(Stored entries)
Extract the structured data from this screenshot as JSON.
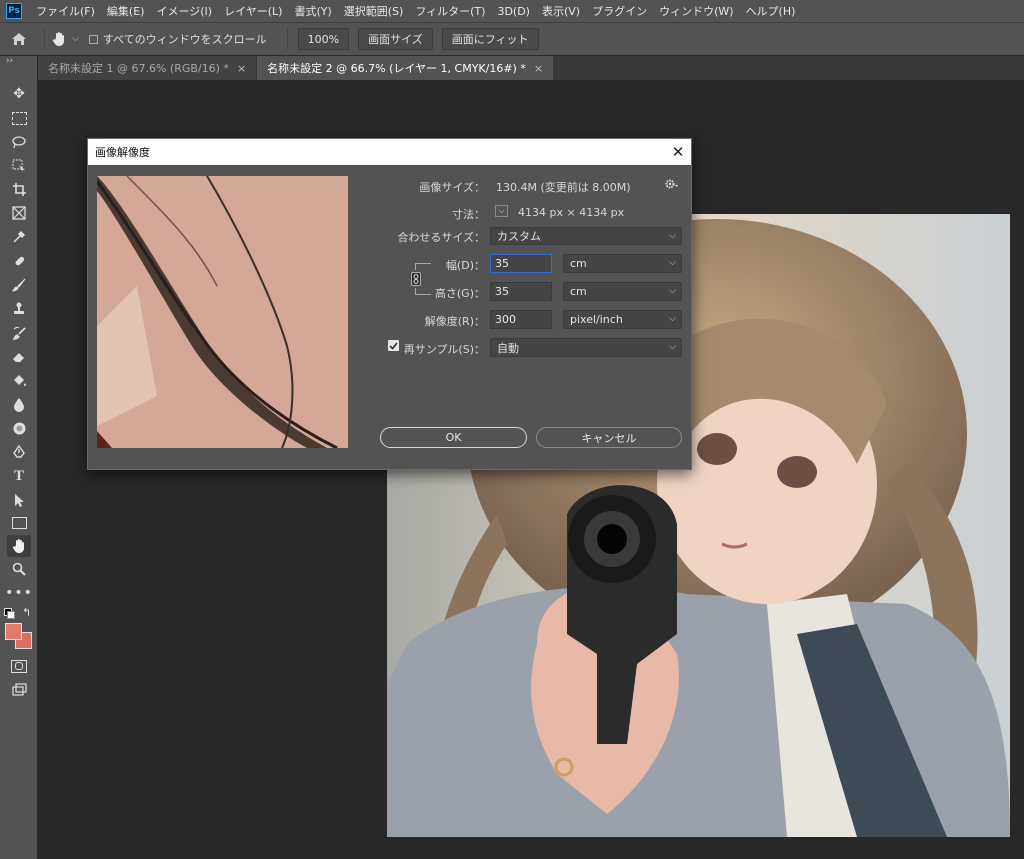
{
  "menu": {
    "logo": "Ps",
    "items": [
      "ファイル(F)",
      "編集(E)",
      "イメージ(I)",
      "レイヤー(L)",
      "書式(Y)",
      "選択範囲(S)",
      "フィルター(T)",
      "3D(D)",
      "表示(V)",
      "プラグイン",
      "ウィンドウ(W)",
      "ヘルプ(H)"
    ]
  },
  "options": {
    "scroll_all_label": "すべてのウィンドウをスクロール",
    "zoom_100": "100%",
    "fit_screen_size": "画面サイズ",
    "fit_screen": "画面にフィット"
  },
  "tabs": [
    {
      "label": "名称未設定 1 @ 67.6% (RGB/16) *",
      "close": "×",
      "active": false
    },
    {
      "label": "名称未設定 2 @ 66.7% (レイヤー 1, CMYK/16#) *",
      "close": "×",
      "active": true
    }
  ],
  "toolbar_icons": [
    "move-tool-icon",
    "marquee-tool-icon",
    "lasso-tool-icon",
    "object-select-tool-icon",
    "crop-tool-icon",
    "frame-tool-icon",
    "eyedropper-tool-icon",
    "healing-brush-icon",
    "brush-tool-icon",
    "clone-stamp-icon",
    "history-brush-icon",
    "eraser-tool-icon",
    "paint-bucket-icon",
    "blur-tool-icon",
    "dodge-tool-icon",
    "pen-tool-icon",
    "type-tool-icon",
    "path-select-tool-icon",
    "rectangle-tool-icon",
    "hand-tool-icon",
    "zoom-tool-icon",
    "more-tools-icon"
  ],
  "colors": {
    "foreground": "#e07a6a",
    "background": "#d9705f",
    "accent": "#2c6fd6"
  },
  "dialog": {
    "title": "画像解像度",
    "close": "✕",
    "image_size_label": "画像サイズ：",
    "image_size_value": "130.4M (変更前は 8.00M)",
    "dimensions_label": "寸法：",
    "dimensions_value": "4134 px × 4134 px",
    "fit_to_label": "合わせるサイズ：",
    "fit_to_value": "カスタム",
    "width_label": "幅(D)：",
    "width_value": "35",
    "width_unit": "cm",
    "height_label": "高さ(G)：",
    "height_value": "35",
    "height_unit": "cm",
    "resolution_label": "解像度(R)：",
    "resolution_value": "300",
    "resolution_unit": "pixel/inch",
    "resample_label": "再サンプル(S)：",
    "resample_checked": true,
    "resample_value": "自動",
    "ok_label": "OK",
    "cancel_label": "キャンセル"
  }
}
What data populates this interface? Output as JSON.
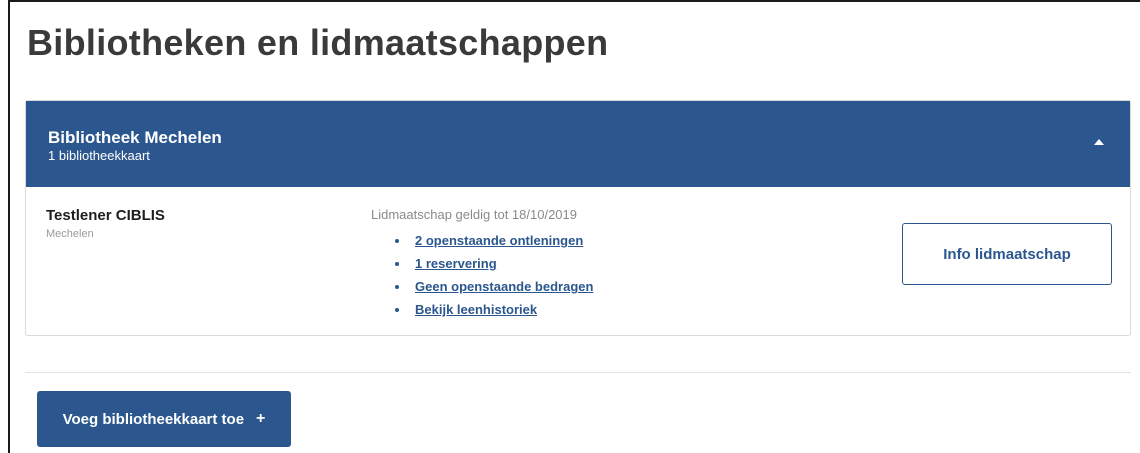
{
  "page": {
    "title": "Bibliotheken en lidmaatschappen"
  },
  "library": {
    "name": "Bibliotheek Mechelen",
    "card_count": "1 bibliotheekkaart",
    "expanded": true,
    "toggle_icon": "chevron-up-icon",
    "member": {
      "name": "Testlener CIBLIS",
      "city": "Mechelen",
      "membership_valid": "Lidmaatschap geldig tot 18/10/2019",
      "links": [
        "2 openstaande ontleningen",
        "1 reservering",
        "Geen openstaande bedragen",
        "Bekijk leenhistoriek"
      ]
    },
    "info_button_label": "Info lidmaatschap"
  },
  "actions": {
    "add_card_label": "Voeg bibliotheekkaart toe",
    "add_icon": "+"
  },
  "colors": {
    "brand_blue": "#2b578e",
    "title_text": "#3a3a3a",
    "muted_text": "#8a8a8a"
  }
}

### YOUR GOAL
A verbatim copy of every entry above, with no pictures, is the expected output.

### WRITTEN REPLY
Extract the structured data from this screenshot as JSON.
{
  "menu": {
    "logo": "Ps",
    "items": [
      "ファイル(F)",
      "編集(E)",
      "イメージ(I)",
      "レイヤー(L)",
      "書式(Y)",
      "選択範囲(S)",
      "フィルター(T)",
      "3D(D)",
      "表示(V)",
      "プラグイン",
      "ウィンドウ(W)",
      "ヘルプ(H)"
    ]
  },
  "options": {
    "scroll_all_label": "すべてのウィンドウをスクロール",
    "zoom_100": "100%",
    "fit_screen_size": "画面サイズ",
    "fit_screen": "画面にフィット"
  },
  "tabs": [
    {
      "label": "名称未設定 1 @ 67.6% (RGB/16) *",
      "close": "×",
      "active": false
    },
    {
      "label": "名称未設定 2 @ 66.7% (レイヤー 1, CMYK/16#) *",
      "close": "×",
      "active": true
    }
  ],
  "toolbar_icons": [
    "move-tool-icon",
    "marquee-tool-icon",
    "lasso-tool-icon",
    "object-select-tool-icon",
    "crop-tool-icon",
    "frame-tool-icon",
    "eyedropper-tool-icon",
    "healing-brush-icon",
    "brush-tool-icon",
    "clone-stamp-icon",
    "history-brush-icon",
    "eraser-tool-icon",
    "paint-bucket-icon",
    "blur-tool-icon",
    "dodge-tool-icon",
    "pen-tool-icon",
    "type-tool-icon",
    "path-select-tool-icon",
    "rectangle-tool-icon",
    "hand-tool-icon",
    "zoom-tool-icon",
    "more-tools-icon"
  ],
  "colors": {
    "foreground": "#e07a6a",
    "background": "#d9705f",
    "accent": "#2c6fd6"
  },
  "dialog": {
    "title": "画像解像度",
    "close": "✕",
    "image_size_label": "画像サイズ：",
    "image_size_value": "130.4M (変更前は 8.00M)",
    "dimensions_label": "寸法：",
    "dimensions_value": "4134 px × 4134 px",
    "fit_to_label": "合わせるサイズ：",
    "fit_to_value": "カスタム",
    "width_label": "幅(D)：",
    "width_value": "35",
    "width_unit": "cm",
    "height_label": "高さ(G)：",
    "height_value": "35",
    "height_unit": "cm",
    "resolution_label": "解像度(R)：",
    "resolution_value": "300",
    "resolution_unit": "pixel/inch",
    "resample_label": "再サンプル(S)：",
    "resample_checked": true,
    "resample_value": "自動",
    "ok_label": "OK",
    "cancel_label": "キャンセル"
  }
}
What data populates this interface? Output as JSON.
{
  "page": {
    "title": "Bibliotheken en lidmaatschappen"
  },
  "library": {
    "name": "Bibliotheek Mechelen",
    "card_count": "1 bibliotheekkaart",
    "expanded": true,
    "toggle_icon": "chevron-up-icon",
    "member": {
      "name": "Testlener CIBLIS",
      "city": "Mechelen",
      "membership_valid": "Lidmaatschap geldig tot 18/10/2019",
      "links": [
        "2 openstaande ontleningen",
        "1 reservering",
        "Geen openstaande bedragen",
        "Bekijk leenhistoriek"
      ]
    },
    "info_button_label": "Info lidmaatschap"
  },
  "actions": {
    "add_card_label": "Voeg bibliotheekkaart toe",
    "add_icon": "+"
  },
  "colors": {
    "brand_blue": "#2b578e",
    "title_text": "#3a3a3a",
    "muted_text": "#8a8a8a"
  }
}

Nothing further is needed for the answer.